Epistemic injustice in psychiatric practice: epistemic duties and the phenomenological approach

Journal of Medical Ethics 47 (12):69-69 (2021)
  Copy   BIBTEX


Epistemic injustice is a kind of injustice that arises when one’s capacity as an epistemic subject is wrongfully denied. In recent years it has been argued that psychiatric patients are often harmed in their capacity as knowers and suffer from various forms of epistemic injustice that they encounter in psychiatric services. Acknowledging that epistemic injustice is a multifaceted problem in psychiatry calls for an adequate response. In this paper I argue that, given that psychiatric patients deserve epistemic respect and have a certain epistemic privilege, healthcare professionals have a pro tanto epistemic duty to attend to and/or solicit reports of patients’ first-person experiences in order to prevent epistemic losses.
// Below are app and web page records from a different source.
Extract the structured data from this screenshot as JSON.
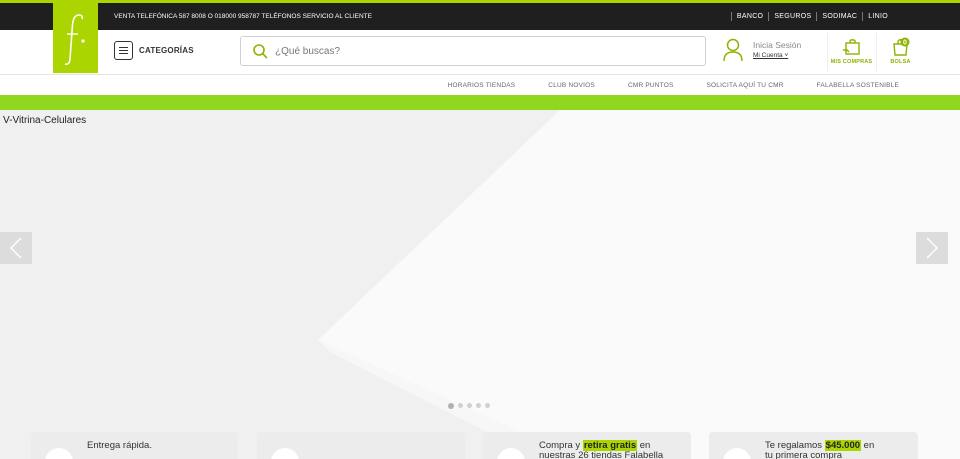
{
  "topbar": {
    "phone_text": "VENTA TELEFÓNICA 587 8008 O 018000 958787   TELÉFONOS SERVICIO AL CLIENTE",
    "links": [
      "BANCO",
      "SEGUROS",
      "SODIMAC",
      "LINIO"
    ]
  },
  "header": {
    "logo_letter": "f.",
    "categories_label": "CATEGORÍAS",
    "search_placeholder": "¿Qué buscas?",
    "account_title": "Inicia Sesión",
    "account_sub": "Mi Cuenta",
    "purchases_label": "MIS COMPRAS",
    "bag_label": "BOLSA",
    "bag_count": "0"
  },
  "nav2": {
    "links": [
      "HORARIOS TIENDAS",
      "CLUB NOVIOS",
      "CMR PUNTOS",
      "SOLICITA AQUÍ TU CMR",
      "FALABELLA SOSTENIBLE"
    ]
  },
  "hero": {
    "alt_text": "V-Vitrina-Celulares",
    "slide_count": 5,
    "active_slide": 1
  },
  "cards": [
    {
      "line1": "Entrega rápida.",
      "line2": ""
    },
    {
      "line1": "",
      "line2": ""
    },
    {
      "pre": "Compra y ",
      "highlight": "retira gratis",
      "post": " en",
      "line2": "nuestras 26 tiendas Falabella"
    },
    {
      "pre": "Te regalamos ",
      "highlight": "$45.000",
      "post": " en",
      "line2": "tu primera compra"
    }
  ],
  "colors": {
    "brand_green": "#aad500",
    "band_green": "#8fd81f",
    "topbar": "#1f1f1f"
  },
  "icons": [
    "search-icon",
    "user-icon",
    "purchases-icon",
    "bag-icon",
    "chevron-left-icon",
    "chevron-right-icon",
    "menu-icon"
  ]
}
I discuss the nature and scope of this epistemic duty and point to one interesting consequence. In order to prevent epistemic losses, healthcare professionals may need to provide some patients with resources and tools for expressing their experiences and first-person knowledge, such as those that have been developed within the phenomenological approach. I discuss the risk of secondary testimonial and hermeneutical injustice that the practice of relying on such external tools might pose and survey some ways to mitigate it.



    Upload a copy of this work     Papers currently archived: 92,931
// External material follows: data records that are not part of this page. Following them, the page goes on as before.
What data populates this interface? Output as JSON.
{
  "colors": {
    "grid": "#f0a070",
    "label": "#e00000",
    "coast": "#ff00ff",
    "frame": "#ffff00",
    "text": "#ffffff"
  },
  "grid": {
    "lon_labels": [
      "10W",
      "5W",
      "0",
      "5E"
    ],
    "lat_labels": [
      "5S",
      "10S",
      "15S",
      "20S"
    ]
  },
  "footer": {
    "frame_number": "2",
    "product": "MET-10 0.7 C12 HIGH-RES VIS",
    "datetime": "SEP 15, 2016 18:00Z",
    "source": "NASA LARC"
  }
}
External links

Setup an account with your affiliations in order to access resources via your University's proxy server

Through your library
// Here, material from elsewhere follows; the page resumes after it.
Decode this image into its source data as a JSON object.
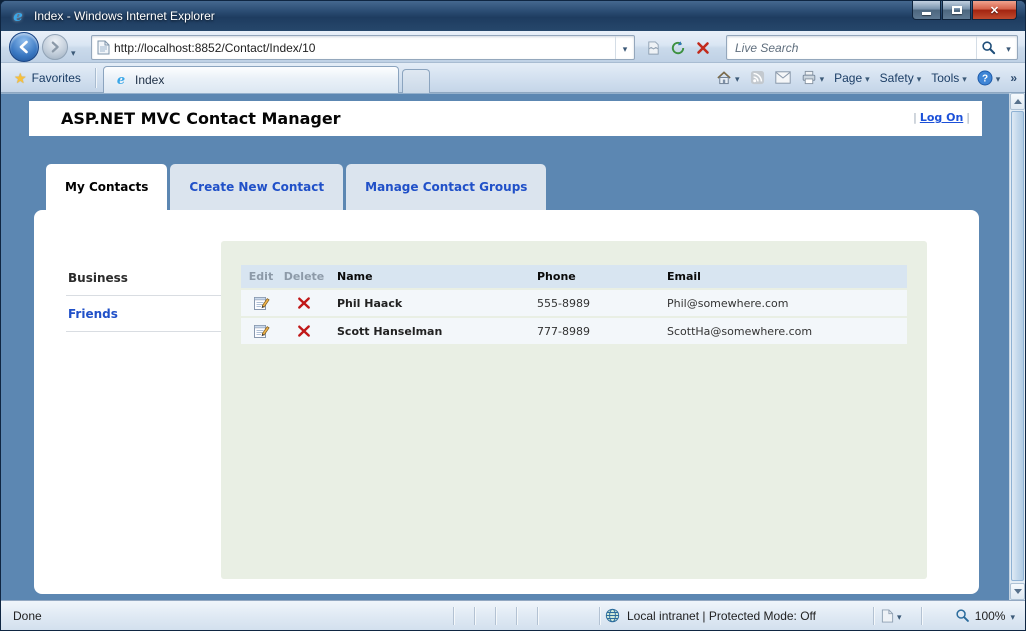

Similar books and articles

Revisiting Epistemic Injustice in the Context of Agency.Lubomira Radoilska - 2020 - Ethical Theory and Moral Practice 23 (5):703-706.
Epistemic Injustice and Illness.Ian James Kidd & Havi Carel - 2016 - Journal of Applied Philosophy 34 (2):172-190.
Why There are No Epistemic Duties.Chase B. Wrenn - 2007 - Dialogue: The Canadian Philosophical Review 46 (1):115-136.
Two Concepts of Epistemic Injustice.David Coady - 2010 - Episteme 7 (2):101-113.
Intellectual Humility, Testimony, and Epistemic Injustice.Ian M. Church - 2021 - In Mark Alfano, Michael Patrick Lynch & Alessandra Tanesini (eds.), The Routledge Handbook of the Philosophy of Humility. New York, NY: Routledge.


Added to PP

55 (#297,987)

6 months
18 (#153,017)

Historical graph of downloads
How can I increase my downloads?

Author's Profile

Anna Drożdżowicz
Inland Norway University of Applied Sciences

References found in this work

Conceptualizing Epistemic Oppression.Kristie Dotson - 2014 - Social Epistemology 28 (2):115-138.
Implicit Bias and Moral Responsibility: Probing the Data.Neil Levy - 2016 - Philosophy and Phenomenological Research 93 (3):3-26.
Epistemic Injustice in Healthcare: A Philosophical Analysis.Ian James Kidd & Havi Carel - 2014 - Medicine, Health Care and Philosophy 17 (4):529-540.

View all 17 references / Add more references